A Pinch of Inspiration
NEW DELHI, (IANS) – Himalayan Herb salts are a part of a very special tradition and flavor from Uttarakhand. They evoke a pinch full of living, folk songs echoing in the valleys, a happy chorus followed by spirited giggles, the rhythmic breaking of salt granules, and the flavorful burst of herbs and spices crushed on the sil-batta (traditional mortar-pestles).
Makrana marble was used to make the flat mortar-and-pestle grinder known as sil-batta. Its origins can be traced back to the Tittiriya Samhita, a ritual manual written during the Vedic period. The smaller stone (batta) is moved back and forth on the larger stone (sil) to grind the ingredients to the desired consistency. Freshly ground spices have a distinct aroma and fragrance that enhances the flavor and healthfulness of the food. The vigorous movement of the stones generates heat, which combines with the natural oil of the spices and other ingredients, bringing out all the flavors.
Made with great love and care by pahadi folk women farmers, they carry the warmth and care of hand-made goodness with them.
Pahadi namaks are made by combining Himalayan rock salt, Himalayan fresh herbs, and spices, and ‘sil-batta’ using age-old techniques passed down from generation to generation.
It is a non-processed, all-natural food that is high in micronutrients. Making it is pure joy; a group of women sit together and hand-grind the salt while singing traditional Chinese songs.

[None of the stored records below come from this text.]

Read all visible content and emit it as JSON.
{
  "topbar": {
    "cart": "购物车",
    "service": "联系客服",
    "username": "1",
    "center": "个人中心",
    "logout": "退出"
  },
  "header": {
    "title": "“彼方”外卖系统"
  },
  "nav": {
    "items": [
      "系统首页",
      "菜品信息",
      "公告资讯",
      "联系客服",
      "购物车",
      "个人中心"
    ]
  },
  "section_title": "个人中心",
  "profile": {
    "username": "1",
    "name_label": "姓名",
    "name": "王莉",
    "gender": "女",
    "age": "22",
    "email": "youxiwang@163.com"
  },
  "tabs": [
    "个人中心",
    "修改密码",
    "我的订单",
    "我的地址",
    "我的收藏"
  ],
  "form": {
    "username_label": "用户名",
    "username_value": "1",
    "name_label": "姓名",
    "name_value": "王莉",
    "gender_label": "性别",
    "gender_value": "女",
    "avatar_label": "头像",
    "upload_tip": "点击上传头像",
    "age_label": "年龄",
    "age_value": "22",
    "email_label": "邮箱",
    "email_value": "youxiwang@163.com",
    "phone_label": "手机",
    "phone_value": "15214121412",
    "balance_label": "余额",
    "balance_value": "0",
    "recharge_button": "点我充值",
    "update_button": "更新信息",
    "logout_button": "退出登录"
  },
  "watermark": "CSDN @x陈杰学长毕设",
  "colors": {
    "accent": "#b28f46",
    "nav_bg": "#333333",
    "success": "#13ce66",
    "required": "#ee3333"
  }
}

Because of the harsh winters and lack of vegetation, the salts or Pisyun Loon has long been a companion of rotis and parathas for the people of Uttarakhand and is said to aid in immunity, digestion and respiraton.

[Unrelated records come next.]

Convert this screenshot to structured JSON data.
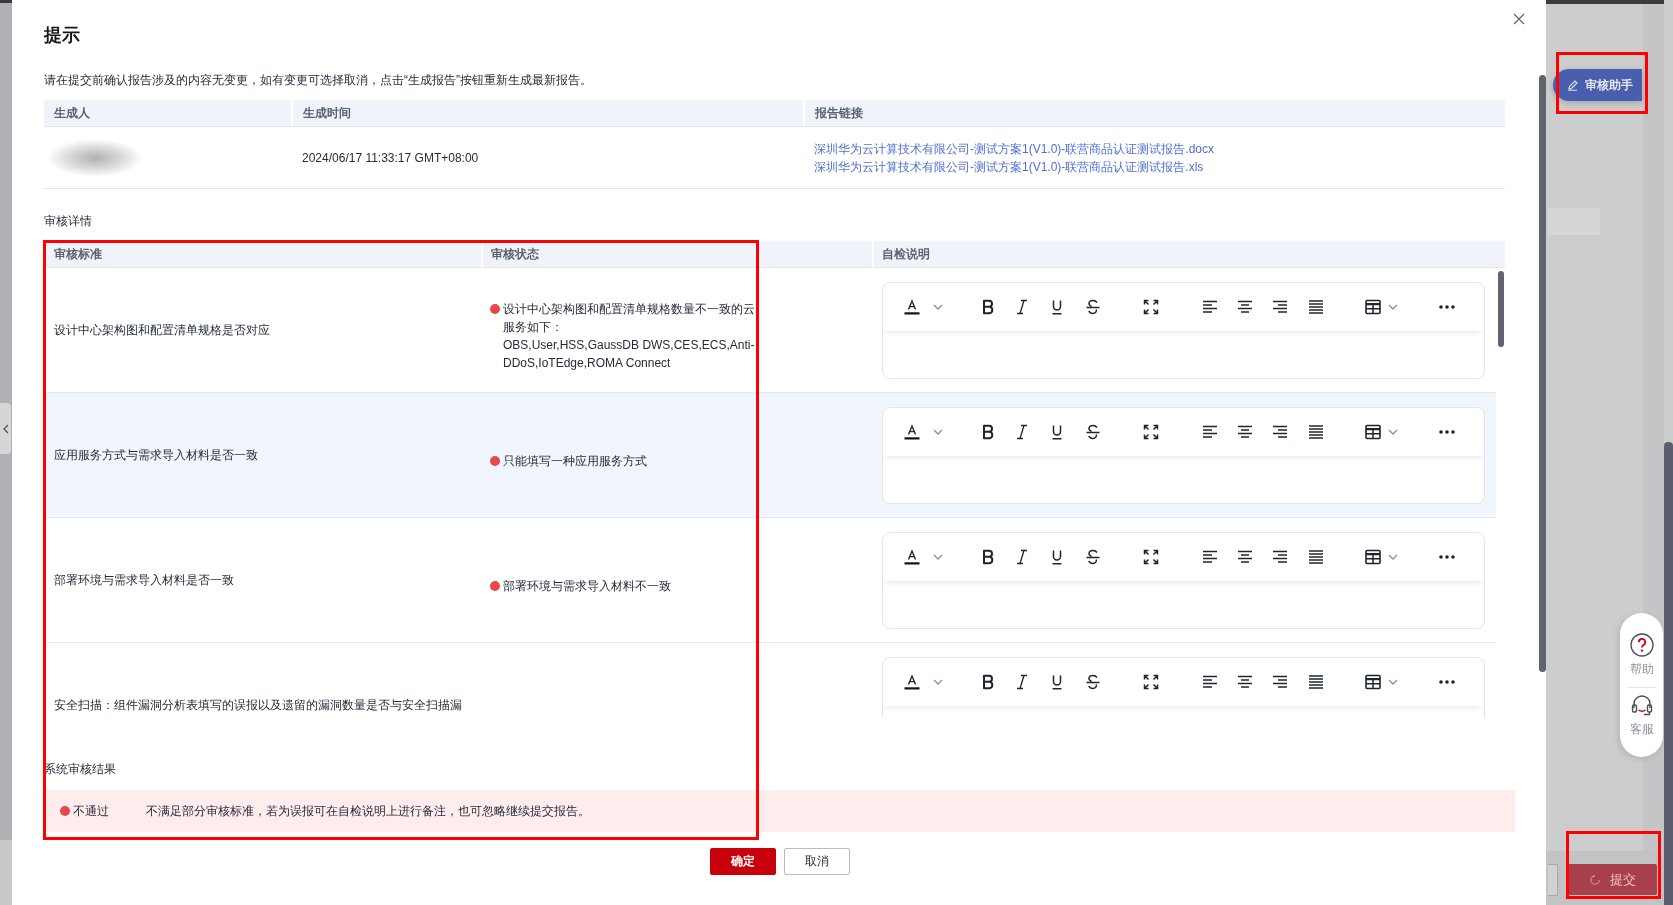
{
  "dialog": {
    "title": "提示",
    "notice": "请在提交前确认报告涉及的内容无变更，如有变更可选择取消，点击“生成报告”按钮重新生成最新报告。"
  },
  "report_table": {
    "columns": [
      "生成人",
      "生成时间",
      "报告链接"
    ],
    "rows": [
      {
        "generated_at": "2024/06/17 11:33:17 GMT+08:00",
        "links": [
          "深圳华为云计算技术有限公司-测试方案1(V1.0)-联营商品认证测试报告.docx",
          "深圳华为云计算技术有限公司-测试方案1(V1.0)-联营商品认证测试报告.xls"
        ]
      }
    ]
  },
  "review": {
    "title": "审核详情",
    "columns": [
      "审核标准",
      "审核状态",
      "自检说明"
    ],
    "rows": [
      {
        "criterion": "设计中心架构图和配置清单规格是否对应",
        "status": "设计中心架构图和配置清单规格数量不一致的云服务如下：\nOBS,User,HSS,GaussDB DWS,CES,ECS,Anti-DDoS,IoTEdge,ROMA Connect",
        "passed": false,
        "highlighted": false
      },
      {
        "criterion": "应用服务方式与需求导入材料是否一致",
        "status": "只能填写一种应用服务方式",
        "passed": false,
        "highlighted": true
      },
      {
        "criterion": "部署环境与需求导入材料是否一致",
        "status": "部署环境与需求导入材料不一致",
        "passed": false,
        "highlighted": false
      },
      {
        "criterion": "安全扫描：组件漏洞分析表填写的误报以及遗留的漏洞数量是否与安全扫描漏",
        "highlighted": false
      }
    ]
  },
  "result": {
    "title": "系统审核结果",
    "passed": false,
    "verdict": "不通过",
    "message": "不满足部分审核标准，若为误报可在自检说明上进行备注，也可忽略继续提交报告。"
  },
  "buttons": [
    {
      "label": "确定",
      "kind": "primary"
    },
    {
      "label": "取消",
      "kind": "secondary"
    }
  ],
  "side_panel": {
    "assistant_button": "审核助手",
    "help_items": [
      {
        "label": "帮助",
        "kind": "help"
      },
      {
        "label": "客服",
        "kind": "service"
      }
    ]
  },
  "page": {
    "submit_button": {
      "label": "提交",
      "loading": true
    }
  }
}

Next time you are in India, look for authentic salts from Uttarakhand.